It has been argued many times that syntactical movement, in the form of leftward extraposition and wrapping discontinuous constituents, is of such a crucial importance that there is a need to develop grammar formalisms aimed solely at a clear and concise treatment of these phenomena. Along the guiding lines of a number of examples of Dutch verb phrase structure, I first discuss head grammar (HG) and show that it inherently lacks the strong generative to describe even very simple fragments of complete Dutch sentences.

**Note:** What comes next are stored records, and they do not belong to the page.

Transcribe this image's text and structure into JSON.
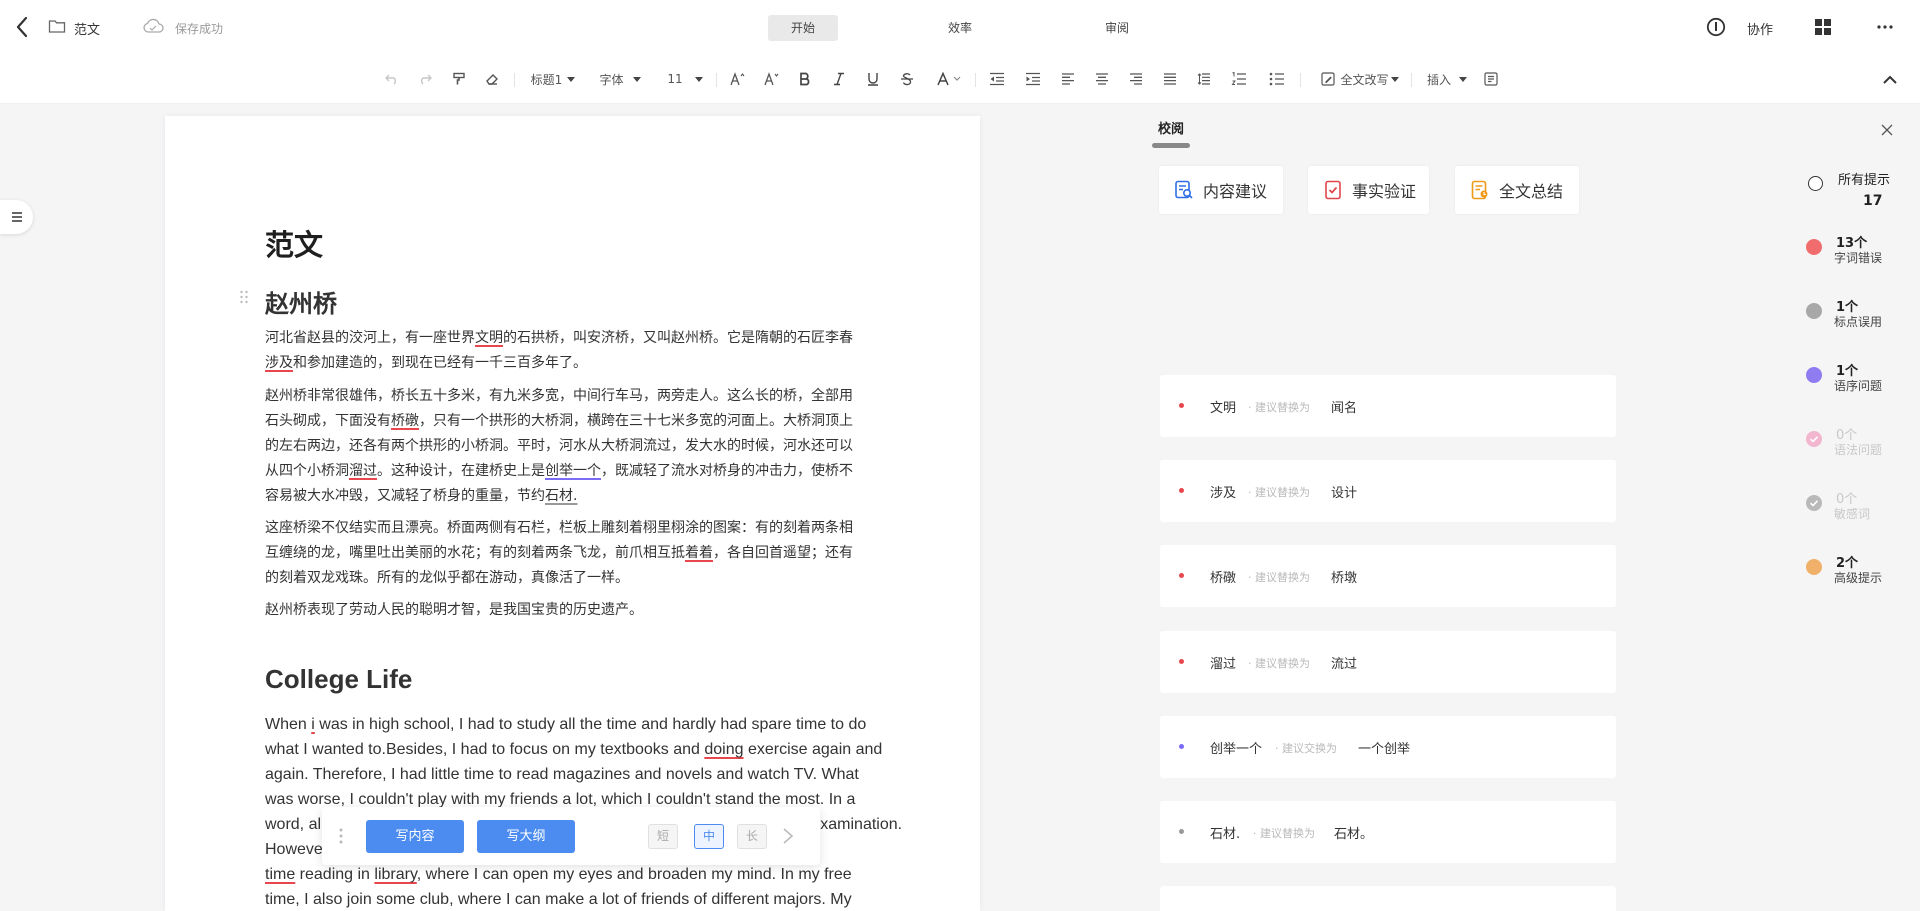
{
  "header": {
    "doc_name": "范文",
    "save_status": "保存成功",
    "tabs": [
      {
        "label": "开始",
        "active": true
      },
      {
        "label": "效率",
        "active": false
      },
      {
        "label": "审阅",
        "active": false
      }
    ],
    "collab_label": "协作",
    "icons": [
      "back-icon",
      "folder-icon",
      "cloud-icon",
      "info-icon",
      "grid-icon",
      "more-icon"
    ]
  },
  "toolbar": {
    "heading_style": "标题1",
    "font": "字体",
    "font_size": "11",
    "rewrite": "全文改写",
    "insert": "插入"
  },
  "document": {
    "title": "范文",
    "section1_heading": "赵州桥",
    "section2_heading": "College Life"
  },
  "ai_bar": {
    "write_content": "写内容",
    "write_outline": "写大纲",
    "lengths": [
      {
        "label": "短",
        "active": false
      },
      {
        "label": "中",
        "active": true
      },
      {
        "label": "长",
        "active": false
      }
    ]
  },
  "review_panel": {
    "tab": "校阅",
    "features": [
      {
        "label": "内容建议",
        "icon": "content-suggest-icon"
      },
      {
        "label": "事实验证",
        "icon": "fact-check-icon"
      },
      {
        "label": "全文总结",
        "icon": "summary-icon"
      }
    ],
    "suggestions": [
      {
        "original": "文明",
        "hint": "· 建议替换为",
        "replacement": "闻名",
        "color": "#e8474d"
      },
      {
        "original": "涉及",
        "hint": "· 建议替换为",
        "replacement": "设计",
        "color": "#e8474d"
      },
      {
        "original": "桥礅",
        "hint": "· 建议替换为",
        "replacement": "桥墩",
        "color": "#e8474d"
      },
      {
        "original": "溜过",
        "hint": "· 建议替换为",
        "replacement": "流过",
        "color": "#e8474d"
      },
      {
        "original": "创举一个",
        "hint": "· 建议交换为",
        "replacement": "一个创举",
        "color": "#7b6cf6"
      },
      {
        "original": "石材.",
        "hint": "· 建议替换为",
        "replacement": "石材。",
        "color": "#999999"
      }
    ],
    "categories": [
      {
        "count": "所有提示",
        "label": "17",
        "color": "none"
      },
      {
        "count": "13个",
        "label": "字词错误",
        "color": "#f16d6d"
      },
      {
        "count": "1个",
        "label": "标点误用",
        "color": "#a8a8a8"
      },
      {
        "count": "1个",
        "label": "语序问题",
        "color": "#8e7cf0"
      },
      {
        "count": "0个",
        "label": "语法问题",
        "color": "#f3b6cf"
      },
      {
        "count": "0个",
        "label": "敏感词",
        "color": "#c9c9c9"
      },
      {
        "count": "2个",
        "label": "高级提示",
        "color": "#f0b06a"
      }
    ]
  }
}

I then make, in three steps, a progression from linear context-free rewriting systems (LCFRS) to literal movement grammar (LMG), and show that in contrast to the general feeling about LCFRS, the resulting formalism is an attractive and adequate tool for describing concrete fragments of configurational languages with a nontrivial surface structure.
Additional Metadata
Publisher Taaluitgeverij
Editor T. Andernach , M. Moll , A. Nijholt
Conference Computational Linguistics in the Netherlands
Citation
Groenink, A.V. (1995). Formal Mechanisms for Left Extraposition in Dutch. In T Andernach, M Moll, & A Nijholt (Eds.), Papers from the fifth CLIN meeting (pp. 73–90). Taaluitgeverij.